The black dog figures prominently in magic. Its satanic connections mean that harming it may bring injury or misfortune to the perpetrator. In Khorassan, it is believed that he who kills a dog will lose a child or seven years of bad luck. Such beliefs may at least partly reflect pre-Islamic taboos against harming dogs, reinterpreted to conform to the Islamic association of the animal with evil.
For example, by the 9th century, Zoroastrian concern for the welfare of dogs had already come to be viewed as an attempt to avert the evil eye. Nevertheless, according to one tradition, Imam Husayn was seen eating in front of a dog, to which he gave a piece of bread for each piece that he ate himself.
In fable and folktale
Many fables about dogs in the Aesopian corpus are also found in Persian folklore and literature. Perhaps the most famous is a about a dog that drops meat (or a bone) for its reflection in the water. Others have been classified by Ulrich Marzolph, who has also provided a convenient list of tale types about dogs in Persian folk narrative.

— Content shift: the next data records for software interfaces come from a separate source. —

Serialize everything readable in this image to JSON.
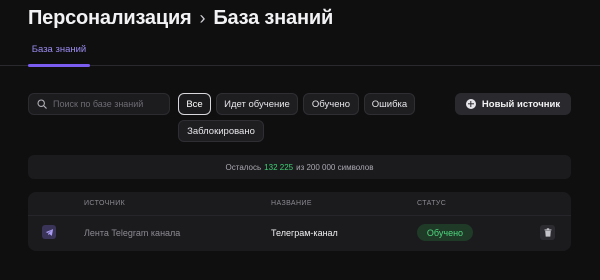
{
  "breadcrumb": {
    "root": "Персонализация",
    "separator": "›",
    "current": "База знаний"
  },
  "tabs": [
    {
      "label": "База знаний",
      "active": true
    }
  ],
  "search": {
    "placeholder": "Поиск по базе знаний",
    "value": ""
  },
  "filters": [
    {
      "label": "Все",
      "active": true
    },
    {
      "label": "Идет обучение",
      "active": false
    },
    {
      "label": "Обучено",
      "active": false
    },
    {
      "label": "Ошибка",
      "active": false
    },
    {
      "label": "Заблокировано",
      "active": false
    }
  ],
  "new_source_button": {
    "label": "Новый источник",
    "icon": "plus-circle-icon"
  },
  "quota": {
    "prefix": "Осталось",
    "remaining": "132 225",
    "suffix": "из 200 000 символов"
  },
  "table": {
    "columns": [
      "Источник",
      "Название",
      "Статус"
    ],
    "rows": [
      {
        "source_icon": "telegram-icon",
        "source": "Лента Telegram канала",
        "name": "Телеграм-канал",
        "status": "Обучено",
        "action_icon": "trash-icon"
      }
    ]
  },
  "colors": {
    "background": "#0f0f10",
    "accent": "#7b5cf0",
    "success": "#3ecf72",
    "panel": "#1b1b1e"
  }
}
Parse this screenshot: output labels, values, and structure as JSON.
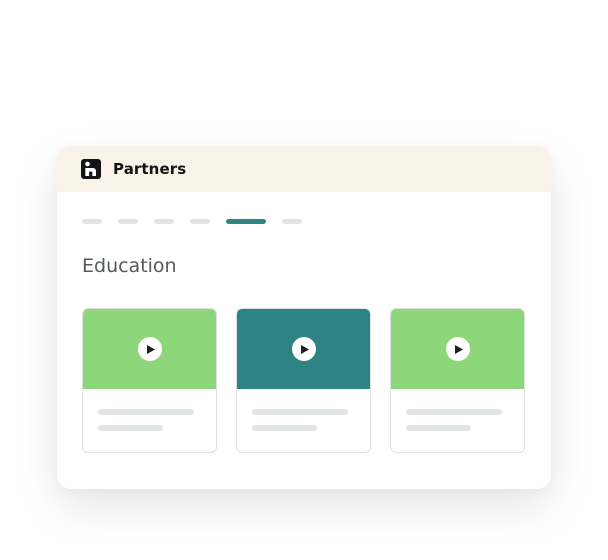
{
  "header": {
    "brand_name": "Partners",
    "logo_icon": "partners-logo-icon"
  },
  "progress": {
    "total_steps": 6,
    "current_step": 5
  },
  "section": {
    "title": "Education"
  },
  "tiles": [
    {
      "media_color": "#8dd67a",
      "icon": "play-icon"
    },
    {
      "media_color": "#2e8484",
      "icon": "play-icon"
    },
    {
      "media_color": "#8dd67a",
      "icon": "play-icon"
    }
  ],
  "colors": {
    "header_bg": "#f9f2e9",
    "accent": "#2e8484",
    "green": "#8dd67a",
    "placeholder": "#e1e6e4"
  }
}
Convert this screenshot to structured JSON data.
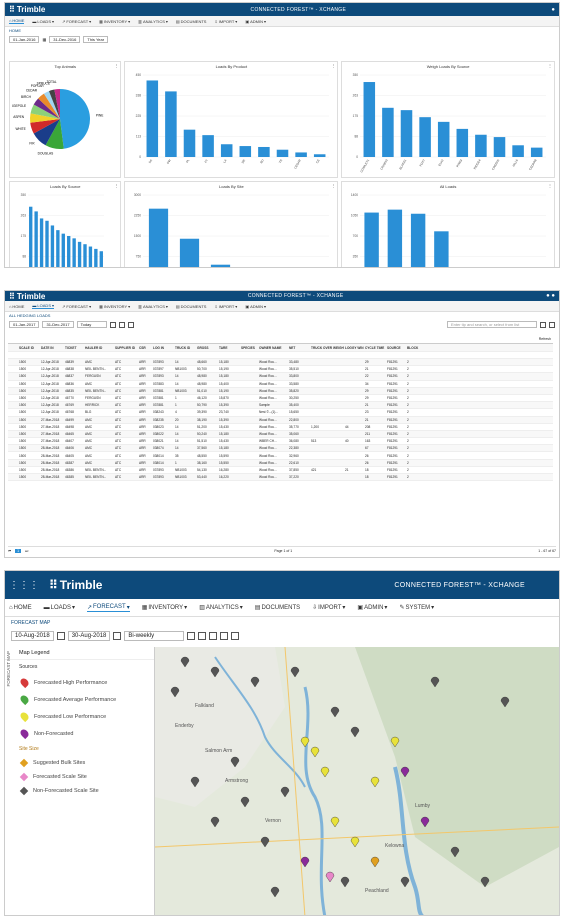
{
  "app": {
    "logo": "Trimble",
    "title_p1": "CONNECTED FOREST™ - XCHANGE",
    "title_p2": "CONNECTED FOREST™ - XCHANGE",
    "title_p3": "CONNECTED FOREST™ - XCHANGE"
  },
  "nav": [
    "HOME",
    "LOADS",
    "FORECAST",
    "INVENTORY",
    "ANALYTICS",
    "DOCUMENTS",
    "IMPORT",
    "ADMIN"
  ],
  "nav3": [
    "HOME",
    "LOADS",
    "FORECAST",
    "INVENTORY",
    "ANALYTICS",
    "DOCUMENTS",
    "IMPORT",
    "ADMIN",
    "SYSTEM"
  ],
  "p1": {
    "crumb": "HOME",
    "date_from": "01-Jan-2016",
    "date_to": "31-Dec-2016",
    "period": "This Year"
  },
  "p2": {
    "crumb": "ALL HEDGING LOADS",
    "date_from": "01-Jan-2017",
    "date_to": "31-Dec-2017",
    "period": "Today",
    "search_placeholder": "Enter tip and search, or select from list",
    "page_text": "Page 1 of 1",
    "status": "1 - 67 of 67",
    "refresh": "Refresh"
  },
  "p3": {
    "crumb": "FORECAST MAP",
    "date_from": "10-Aug-2018",
    "date_to": "30-Aug-2018",
    "period": "Bi-weekly",
    "legend_title": "Map Legend",
    "sources_label": "Sources",
    "site_label": "Site Size",
    "side_tab": "FORECAST MAP",
    "sources": [
      {
        "label": "Forecasted High Performance",
        "color": "#d63a3a"
      },
      {
        "label": "Forecasted Average Performance",
        "color": "#4aa844"
      },
      {
        "label": "Forecasted Low Performance",
        "color": "#e8e23a"
      },
      {
        "label": "Non-Forecasted",
        "color": "#8a2a9a"
      }
    ],
    "sites": [
      {
        "label": "Suggested Bulk Sites",
        "color": "#e0a020"
      },
      {
        "label": "Forecasted Scale Site",
        "color": "#e887c8"
      },
      {
        "label": "Non-Forecasted Scale Site",
        "color": "#555555"
      }
    ],
    "map_labels": [
      "Enderby",
      "Salmon Arm",
      "Armstrong",
      "Vernon",
      "Kelowna",
      "Peachland",
      "Lumby",
      "Falkland"
    ]
  },
  "charts": [
    {
      "title": "Top Animals",
      "type": "pie",
      "labels": [
        "PINE",
        "DOUGLAS",
        "FIR",
        "WHITE",
        "ASPEN",
        "LODGEPOLE",
        "BIRCH",
        "CEDAR",
        "POPLAR",
        "SPRUCE",
        "TOTAL"
      ],
      "values": [
        48,
        10,
        9,
        6,
        5,
        5,
        4,
        4,
        3,
        3,
        3
      ],
      "colors": [
        "#2a9ee0",
        "#3aa638",
        "#1a3d8a",
        "#d12a2a",
        "#f0d22a",
        "#8bd17a",
        "#6c2a8a",
        "#e98a2a",
        "#a2d6f0",
        "#444444",
        "#c62a8a"
      ]
    },
    {
      "title": "Loads By Product",
      "type": "bar",
      "categories": [
        "SA",
        "PW",
        "PL",
        "FT",
        "LA",
        "DE",
        "BU",
        "TR",
        "CEDAR",
        "CE"
      ],
      "values": [
        420,
        360,
        150,
        120,
        70,
        60,
        55,
        40,
        25,
        15
      ],
      "ylim": [
        0,
        450
      ]
    },
    {
      "title": "Weigh Loads By Source",
      "type": "bar",
      "categories": [
        "COWLEY1",
        "CRAB10",
        "BLAKE1",
        "FOX7",
        "ELK2",
        "PINE3",
        "RIDGE4",
        "CREEK5",
        "HILL6",
        "CEDAR8"
      ],
      "values": [
        320,
        210,
        200,
        170,
        150,
        120,
        95,
        85,
        50,
        40
      ],
      "ylim": [
        0,
        350
      ]
    },
    {
      "title": "Loads By Source",
      "type": "bar",
      "categories": [
        "S1",
        "S2",
        "S3",
        "S4",
        "S5",
        "S6",
        "S7",
        "S8",
        "S9",
        "S10",
        "S11",
        "S12",
        "S13",
        "S14"
      ],
      "values": [
        300,
        280,
        250,
        240,
        220,
        200,
        185,
        175,
        165,
        150,
        140,
        130,
        120,
        110
      ],
      "ylim": [
        0,
        350
      ]
    },
    {
      "title": "Loads By Site",
      "type": "bar",
      "categories": [
        "YSH",
        "535",
        "546",
        "RBI",
        "ABO1",
        "GRH"
      ],
      "values": [
        2500,
        1400,
        450,
        60,
        20,
        15
      ],
      "ylim": [
        0,
        3000
      ]
    },
    {
      "title": "All Loads",
      "type": "bar",
      "categories": [
        "Jan-16",
        "Feb-16",
        "Mar-16",
        "Apr-16",
        "May-16",
        "Jun-16",
        "Jul-16",
        "Aug-16"
      ],
      "values": [
        1100,
        1150,
        1080,
        780,
        60,
        70,
        80,
        60
      ],
      "ylim": [
        0,
        1400
      ]
    }
  ],
  "table": {
    "headers": [
      "",
      "SCALE ID",
      "DATE IN",
      "TICKET",
      "HAULER ID",
      "SUPPLIER ID",
      "CSR",
      "LOG IN",
      "TRUCK ID",
      "GROSS",
      "TARE",
      "SPECIES",
      "OWNER NAME",
      "NET",
      "TRUCK OVER WEIGHT",
      "LOGGY WIN",
      "CYCLE TIME",
      "SOURCE",
      "BLOCK"
    ],
    "rows": [
      [
        "",
        "1500",
        "12-Apr-2018",
        "46839",
        "AMC",
        "ATC",
        "ARR",
        "037893",
        "14",
        "48,660",
        "15,180",
        "",
        "Wood Rou...",
        "33,480",
        "",
        "",
        "29",
        "F81291",
        "2"
      ],
      [
        "",
        "1500",
        "12-Apr-2018",
        "46838",
        "NEIL BENTN...",
        "ATC",
        "ARR",
        "037897",
        "NB1003",
        "50,700",
        "15,190",
        "",
        "Wood Rou...",
        "35,510",
        "",
        "",
        "21",
        "F81291",
        "2"
      ],
      [
        "",
        "1500",
        "12-Apr-2018",
        "46837",
        "FERGUSN",
        "ATC",
        "ARR",
        "037893",
        "14",
        "48,980",
        "15,180",
        "",
        "Wood Rou...",
        "33,800",
        "",
        "",
        "22",
        "F81291",
        "2"
      ],
      [
        "",
        "1500",
        "12-Apr-2018",
        "46836",
        "AMC",
        "ATC",
        "ARR",
        "037883",
        "14",
        "48,980",
        "15,400",
        "",
        "Wood Rou...",
        "33,580",
        "",
        "",
        "34",
        "F81291",
        "2"
      ],
      [
        "",
        "1500",
        "12-Apr-2018",
        "46835",
        "NEIL BENTN...",
        "ATC",
        "ARR",
        "037881",
        "NB1003",
        "51,010",
        "15,190",
        "",
        "Wood Rou...",
        "35,820",
        "",
        "",
        "29",
        "F81291",
        "2"
      ],
      [
        "",
        "1500",
        "12-Apr-2018",
        "46770",
        "FERGUSN",
        "ATC",
        "ARR",
        "037881",
        "1",
        "46,120",
        "15,870",
        "",
        "Wood Rou...",
        "30,250",
        "",
        "",
        "29",
        "F81291",
        "2"
      ],
      [
        "",
        "1500",
        "12-Apr-2018",
        "46769",
        "HERRICK",
        "ATC",
        "ARR",
        "037881",
        "1",
        "50,790",
        "15,390",
        "",
        "Sample",
        "35,400",
        "",
        "",
        "21",
        "F81291",
        "2"
      ],
      [
        "",
        "1500",
        "12-Apr-2018",
        "46768",
        "BLG",
        "ATC",
        "ARR",
        "038243",
        "4",
        "39,390",
        "23,740",
        "",
        "Nest ©...(1)...",
        "15,650",
        "",
        "",
        "23",
        "F81291",
        "2"
      ],
      [
        "",
        "1500",
        "27-Mar-2018",
        "46499",
        "AMC",
        "ATC",
        "ARR",
        "038235",
        "20",
        "38,190",
        "15,390",
        "",
        "Wood Rou...",
        "22,800",
        "",
        "",
        "21",
        "F81291",
        "2"
      ],
      [
        "",
        "1500",
        "27-Mar-2018",
        "46498",
        "AMC",
        "ATC",
        "ARR",
        "038023",
        "14",
        "51,200",
        "15,430",
        "",
        "Wood Rou...",
        "35,770",
        "1,200",
        "44",
        "208",
        "F81291",
        "2"
      ],
      [
        "",
        "1500",
        "27-Mar-2018",
        "46465",
        "AMC",
        "ATC",
        "ARR",
        "038022",
        "14",
        "50,240",
        "15,180",
        "",
        "Wood Rou...",
        "35,060",
        "",
        "",
        "211",
        "F81291",
        "2"
      ],
      [
        "",
        "1500",
        "27-Mar-2018",
        "46407",
        "AMC",
        "ATC",
        "ARR",
        "038021",
        "14",
        "51,510",
        "15,430",
        "",
        "WBER CH...",
        "36,080",
        "513",
        "40",
        "163",
        "F81291",
        "2"
      ],
      [
        "",
        "1500",
        "28-Mar-2018",
        "46406",
        "AMC",
        "ATC",
        "ARR",
        "038074",
        "14",
        "37,560",
        "15,180",
        "",
        "Wood Rou...",
        "22,380",
        "",
        "",
        "67",
        "F81291",
        "2"
      ],
      [
        "",
        "1500",
        "28-Mar-2018",
        "46405",
        "AMC",
        "ATC",
        "ARR",
        "038014",
        "35",
        "48,550",
        "15,590",
        "",
        "Wood Rou...",
        "32,960",
        "",
        "",
        "26",
        "F81291",
        "2"
      ],
      [
        "",
        "1500",
        "28-Mar-2018",
        "46387",
        "AMC",
        "ATC",
        "ARR",
        "038014",
        "1",
        "38,160",
        "15,550",
        "",
        "Wood Rou...",
        "22,610",
        "",
        "",
        "26",
        "F81291",
        "2"
      ],
      [
        "",
        "1500",
        "28-Mar-2018",
        "46386",
        "NEIL BENTN...",
        "ATC",
        "ARR",
        "037893",
        "NB1003",
        "54,130",
        "16,280",
        "",
        "Wood Rou...",
        "37,850",
        "421",
        "21",
        "18",
        "F81291",
        "2"
      ],
      [
        "",
        "1500",
        "28-Mar-2018",
        "46385",
        "NEIL BENTN...",
        "ATC",
        "ARR",
        "037893",
        "NB1003",
        "53,440",
        "16,220",
        "",
        "Wood Rou...",
        "37,220",
        "",
        "",
        "18",
        "F81291",
        "2"
      ]
    ]
  }
}
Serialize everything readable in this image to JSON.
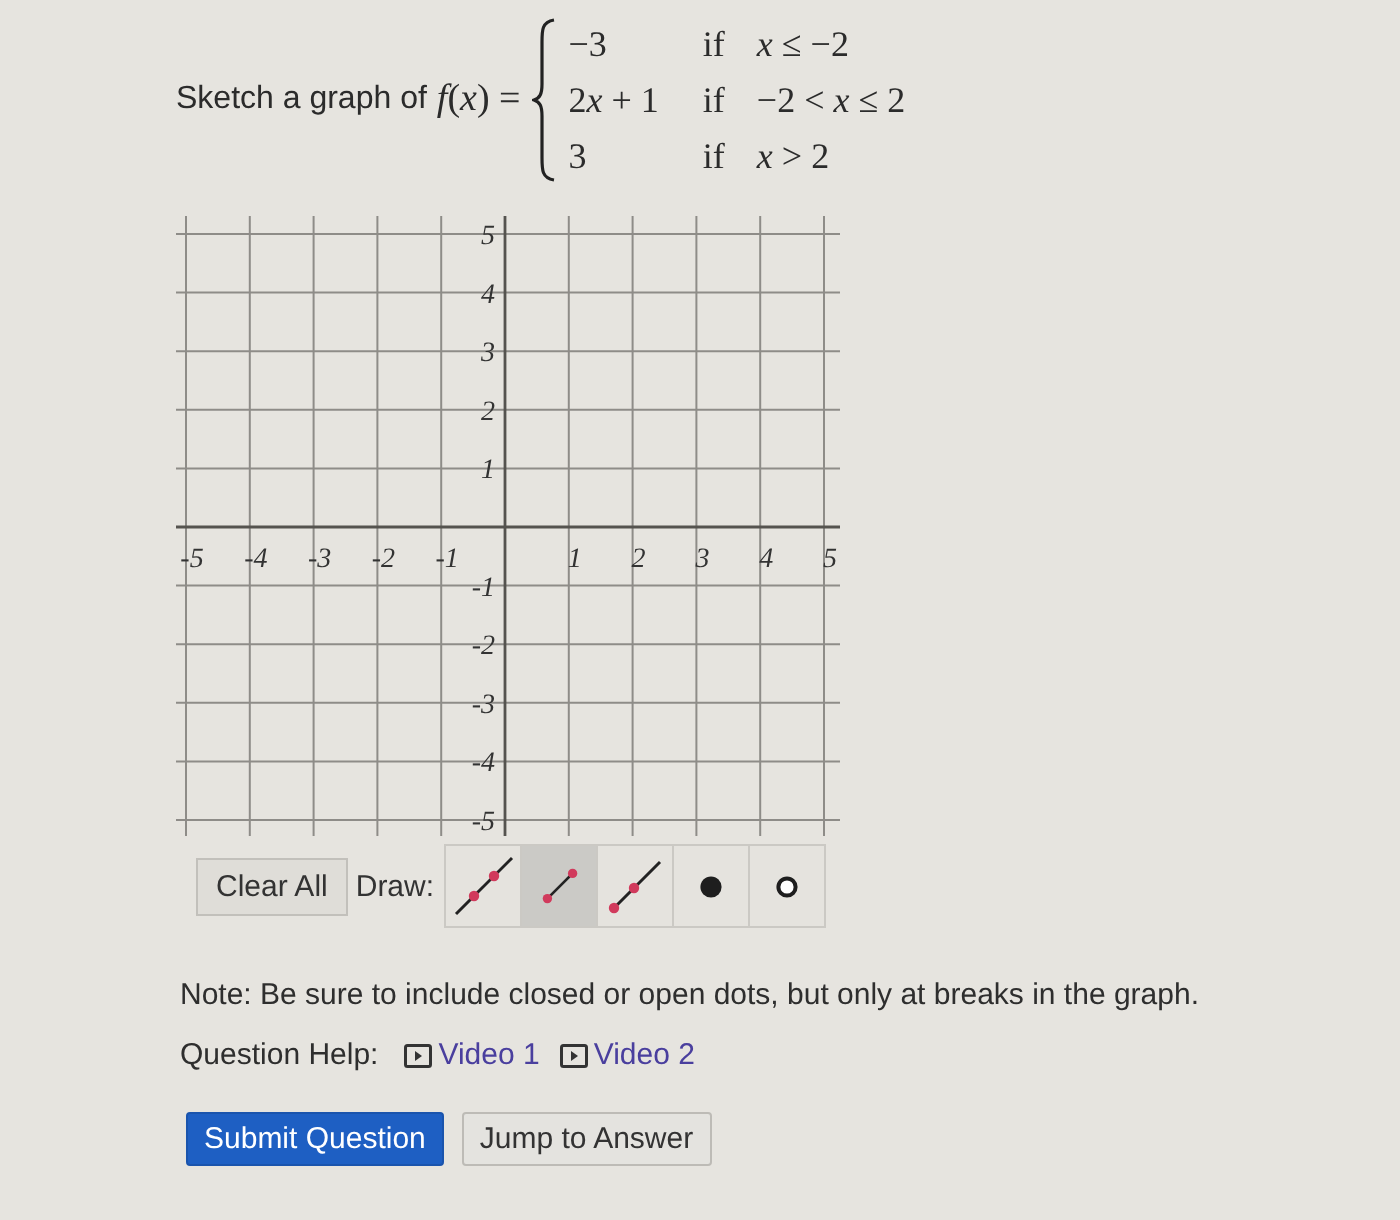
{
  "question": {
    "lead": "Sketch a graph of",
    "function": "f(x) =",
    "cases": [
      {
        "value": "−3",
        "keyword": "if",
        "condition": "x ≤ −2"
      },
      {
        "value": "2x + 1",
        "keyword": "if",
        "condition": "−2 < x ≤ 2"
      },
      {
        "value": "3",
        "keyword": "if",
        "condition": "x > 2"
      }
    ]
  },
  "graph": {
    "x_labels": [
      "-5",
      "-4",
      "-3",
      "-2",
      "-1",
      "1",
      "2",
      "3",
      "4",
      "5"
    ],
    "y_labels": [
      "5",
      "4",
      "3",
      "2",
      "1",
      "-1",
      "-2",
      "-3",
      "-4",
      "-5"
    ]
  },
  "toolbar": {
    "clear_button": "Clear All",
    "draw_label": "Draw:",
    "tools": [
      {
        "kind": "line",
        "selected": false
      },
      {
        "kind": "segment",
        "selected": true
      },
      {
        "kind": "ray",
        "selected": false
      },
      {
        "kind": "closed_dot",
        "selected": false
      },
      {
        "kind": "open_dot",
        "selected": false
      }
    ]
  },
  "note": "Note: Be sure to include closed or open dots, but only at breaks in the graph.",
  "help": {
    "label": "Question Help:",
    "links": [
      "Video 1",
      "Video 2"
    ]
  },
  "buttons": [
    {
      "label": "Submit Question",
      "kind": "primary"
    },
    {
      "label": "Jump to Answer",
      "kind": "secondary"
    }
  ]
}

Tales of the dog's fidelity are particularly well represented in oral and written sources. In one version a dog (or sometimes a mongoose) saves a child from a serpent by biting the latter to death; the child's father sees the dog's bloody mouth and, thinking that it has eaten the child, kills the animal, then finds out the truth.